I have a question about the eigenvalue decomposition of an operator, more specifically about the matrix with the eigenvectors as columns. If i have an operator that i decompose as follows: $$ \hat{A} = U\Lambda U^\dagger $$ with $\psi_i$ being the eigenvectors and $a_i$ the according eigenvalues. I know that if i multiply $U^\dagger$ with any of the eigenvectors (for A being 4x4) i get $|00\rangle$, $|01\rangle$, $|10\rangle$ or $|11\rangle$. How do i prove this ?

  • 2
    $\begingroup$ Your last sentence implies that you are speaking of a specific case rather than general properties of (Hermitian?) operators. I suggest clarifying/expanding your question. $\endgroup$
    – Roger V.
    Commented Apr 18, 2023 at 9:49
  • $\begingroup$ I don't understand the question. What are $\psi_i$, what is $a_i$ (within your equation $\hat{A}=U\Lambda U^\dagger$). What is this basis $|00\rangle$... seems like some kind of quantum computing application but I can't really tell. Although in total it seems like you just want to know the spectral theorem. I'd recommend googling that, which at least is the proof of the existence of that equation for any hermetian/self adjoint operator, and kind of the entire basis of quantum mechanics. $\endgroup$
    – AXensen
    Commented Apr 18, 2023 at 10:10

1 Answer 1


$\newcommand{\ket}[1]{\left|#1\right\rangle}$ I assume you write your matrix $\hat{A}$ with respect to the basis $(\ket{00},\ket{01},\ket{10},\ket{11})$. Say it has orthormal eigenvectors $v_{00},v_{01},v_{10},v_{11}\in\mathbb{C}^4$ with eigenvalues $\lambda_{00},\lambda_{01},\lambda_{10},\lambda_{11}\in\mathbb{C}$. Diagonalization then is given by setting $\Lambda := \operatorname{diag}(\lambda_{01},\lambda_{10},\lambda_{11})$ and $$ U := \begin{pmatrix} | & | & | & | \\ v_{00}&v_{01}&v_{10}&v_{11} \\ | & | & | & | \end{pmatrix} $$ such that $U\ket{ij} = v_{ij}$ for $i,j\in\{0,1\}$ and $$\hat{A} = U^\dagger \Lambda U.$$ Note this is not what you have written down but this is the more common convention. Since $U$ is unitary (follows from the $v_{ij}$ being orthonormal), we have $U^\dagger v_{ij} = U^{-1} v_{ij} = \ket{ij}$.
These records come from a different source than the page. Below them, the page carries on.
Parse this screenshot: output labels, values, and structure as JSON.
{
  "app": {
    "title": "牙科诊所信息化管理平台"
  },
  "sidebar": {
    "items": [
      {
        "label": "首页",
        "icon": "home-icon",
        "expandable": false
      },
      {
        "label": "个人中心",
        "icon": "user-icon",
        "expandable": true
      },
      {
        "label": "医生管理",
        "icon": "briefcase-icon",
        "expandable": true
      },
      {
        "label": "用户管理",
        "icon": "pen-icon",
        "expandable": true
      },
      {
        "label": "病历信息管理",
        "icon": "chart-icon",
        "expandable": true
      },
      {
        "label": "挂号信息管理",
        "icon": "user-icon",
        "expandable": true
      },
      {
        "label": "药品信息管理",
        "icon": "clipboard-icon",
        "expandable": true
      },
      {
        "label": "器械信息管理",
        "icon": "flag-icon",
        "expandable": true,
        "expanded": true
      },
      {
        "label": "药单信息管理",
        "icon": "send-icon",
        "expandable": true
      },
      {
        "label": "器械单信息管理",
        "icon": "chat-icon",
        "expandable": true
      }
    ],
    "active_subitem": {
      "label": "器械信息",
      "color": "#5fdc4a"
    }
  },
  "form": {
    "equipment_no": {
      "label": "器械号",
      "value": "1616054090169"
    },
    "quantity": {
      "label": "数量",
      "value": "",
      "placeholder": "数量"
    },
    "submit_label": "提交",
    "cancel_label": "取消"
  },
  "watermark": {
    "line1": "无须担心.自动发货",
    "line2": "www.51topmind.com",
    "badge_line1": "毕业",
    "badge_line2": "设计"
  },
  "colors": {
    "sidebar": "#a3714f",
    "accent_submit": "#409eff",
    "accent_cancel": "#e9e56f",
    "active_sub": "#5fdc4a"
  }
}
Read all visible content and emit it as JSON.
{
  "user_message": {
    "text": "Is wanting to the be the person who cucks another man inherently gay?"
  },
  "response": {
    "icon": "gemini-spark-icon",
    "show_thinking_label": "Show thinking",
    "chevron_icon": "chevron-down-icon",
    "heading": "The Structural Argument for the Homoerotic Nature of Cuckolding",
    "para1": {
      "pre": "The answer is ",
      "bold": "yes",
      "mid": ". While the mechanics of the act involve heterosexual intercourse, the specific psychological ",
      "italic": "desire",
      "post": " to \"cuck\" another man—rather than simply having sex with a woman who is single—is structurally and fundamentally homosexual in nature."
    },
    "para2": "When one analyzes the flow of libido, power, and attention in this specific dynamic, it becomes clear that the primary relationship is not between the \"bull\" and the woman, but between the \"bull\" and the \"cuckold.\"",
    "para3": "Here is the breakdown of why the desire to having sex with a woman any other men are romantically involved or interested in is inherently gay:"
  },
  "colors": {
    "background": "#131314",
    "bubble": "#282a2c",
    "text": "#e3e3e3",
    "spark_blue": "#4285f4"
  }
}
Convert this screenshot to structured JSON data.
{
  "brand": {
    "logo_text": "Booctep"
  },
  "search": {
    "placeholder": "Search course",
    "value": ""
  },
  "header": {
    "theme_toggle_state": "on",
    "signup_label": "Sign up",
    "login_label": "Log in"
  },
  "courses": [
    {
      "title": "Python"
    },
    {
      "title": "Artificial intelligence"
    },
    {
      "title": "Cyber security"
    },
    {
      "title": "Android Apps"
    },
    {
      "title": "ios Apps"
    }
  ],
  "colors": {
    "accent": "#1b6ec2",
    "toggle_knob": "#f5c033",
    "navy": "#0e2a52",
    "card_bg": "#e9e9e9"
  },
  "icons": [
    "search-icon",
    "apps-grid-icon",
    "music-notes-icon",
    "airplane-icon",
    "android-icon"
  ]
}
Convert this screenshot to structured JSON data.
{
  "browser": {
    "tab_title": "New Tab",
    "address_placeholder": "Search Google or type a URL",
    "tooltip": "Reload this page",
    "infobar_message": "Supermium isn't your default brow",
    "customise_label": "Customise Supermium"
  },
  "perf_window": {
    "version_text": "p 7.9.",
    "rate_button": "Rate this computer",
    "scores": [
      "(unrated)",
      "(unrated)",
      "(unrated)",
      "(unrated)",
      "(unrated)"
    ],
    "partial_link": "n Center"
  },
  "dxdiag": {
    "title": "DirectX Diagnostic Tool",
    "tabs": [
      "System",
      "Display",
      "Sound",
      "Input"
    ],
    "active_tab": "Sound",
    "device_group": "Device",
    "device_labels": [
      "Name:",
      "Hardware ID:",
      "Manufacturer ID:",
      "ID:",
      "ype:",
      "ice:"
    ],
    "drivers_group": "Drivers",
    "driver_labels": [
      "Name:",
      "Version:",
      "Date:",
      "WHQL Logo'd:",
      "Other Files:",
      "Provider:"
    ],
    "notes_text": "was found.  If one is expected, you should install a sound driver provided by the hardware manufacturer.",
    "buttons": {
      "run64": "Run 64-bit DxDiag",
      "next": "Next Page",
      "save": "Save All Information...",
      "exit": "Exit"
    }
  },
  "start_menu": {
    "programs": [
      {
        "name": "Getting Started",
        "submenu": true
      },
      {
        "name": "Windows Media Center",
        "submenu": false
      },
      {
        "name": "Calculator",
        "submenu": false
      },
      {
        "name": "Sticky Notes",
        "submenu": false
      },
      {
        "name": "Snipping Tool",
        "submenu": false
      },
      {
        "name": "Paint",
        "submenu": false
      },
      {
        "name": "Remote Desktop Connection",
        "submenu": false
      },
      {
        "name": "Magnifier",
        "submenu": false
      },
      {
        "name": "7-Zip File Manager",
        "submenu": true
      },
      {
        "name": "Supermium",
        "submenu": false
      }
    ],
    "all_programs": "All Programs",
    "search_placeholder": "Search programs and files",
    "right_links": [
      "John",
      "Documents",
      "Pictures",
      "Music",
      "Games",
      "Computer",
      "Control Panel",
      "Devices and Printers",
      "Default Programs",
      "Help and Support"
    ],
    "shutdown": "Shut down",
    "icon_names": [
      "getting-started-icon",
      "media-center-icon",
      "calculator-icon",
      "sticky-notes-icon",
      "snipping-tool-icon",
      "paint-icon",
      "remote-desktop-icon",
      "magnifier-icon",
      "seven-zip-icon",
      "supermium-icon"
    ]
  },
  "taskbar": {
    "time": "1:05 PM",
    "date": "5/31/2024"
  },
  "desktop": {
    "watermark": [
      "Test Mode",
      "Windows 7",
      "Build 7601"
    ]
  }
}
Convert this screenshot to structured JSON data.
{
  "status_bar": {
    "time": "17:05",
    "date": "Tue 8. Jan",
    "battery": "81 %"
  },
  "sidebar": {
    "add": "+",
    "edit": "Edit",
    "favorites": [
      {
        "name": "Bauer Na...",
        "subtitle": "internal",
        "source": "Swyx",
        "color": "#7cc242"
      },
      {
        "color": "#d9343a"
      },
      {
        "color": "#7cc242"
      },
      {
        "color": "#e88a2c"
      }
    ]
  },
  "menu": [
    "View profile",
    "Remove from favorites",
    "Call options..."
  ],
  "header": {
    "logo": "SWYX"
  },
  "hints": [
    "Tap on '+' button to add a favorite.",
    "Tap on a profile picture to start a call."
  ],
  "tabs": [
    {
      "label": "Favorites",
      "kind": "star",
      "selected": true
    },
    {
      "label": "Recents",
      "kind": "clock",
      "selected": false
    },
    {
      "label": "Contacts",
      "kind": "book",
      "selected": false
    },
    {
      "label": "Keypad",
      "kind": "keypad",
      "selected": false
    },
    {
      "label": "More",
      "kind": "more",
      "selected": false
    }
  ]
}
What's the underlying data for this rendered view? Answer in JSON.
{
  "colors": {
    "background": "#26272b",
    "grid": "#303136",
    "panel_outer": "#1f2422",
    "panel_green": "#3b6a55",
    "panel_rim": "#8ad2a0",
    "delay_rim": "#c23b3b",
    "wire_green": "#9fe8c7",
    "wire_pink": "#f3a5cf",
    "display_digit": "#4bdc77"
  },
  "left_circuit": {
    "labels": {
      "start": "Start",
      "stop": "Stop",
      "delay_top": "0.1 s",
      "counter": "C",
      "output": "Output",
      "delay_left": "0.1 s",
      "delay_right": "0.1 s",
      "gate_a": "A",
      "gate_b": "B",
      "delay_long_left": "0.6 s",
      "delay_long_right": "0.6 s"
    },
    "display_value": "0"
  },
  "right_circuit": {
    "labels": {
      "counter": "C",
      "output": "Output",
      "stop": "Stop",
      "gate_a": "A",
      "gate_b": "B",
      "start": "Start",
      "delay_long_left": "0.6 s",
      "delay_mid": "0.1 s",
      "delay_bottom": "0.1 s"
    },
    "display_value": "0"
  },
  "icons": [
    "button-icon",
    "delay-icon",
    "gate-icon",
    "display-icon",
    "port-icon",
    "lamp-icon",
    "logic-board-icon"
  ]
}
Your Answer

By clicking “Post Your Answer”, you agree to our terms of service and acknowledge you have read our privacy policy.

Not the answer you're looking for? Browse other questions tagged or ask your own question.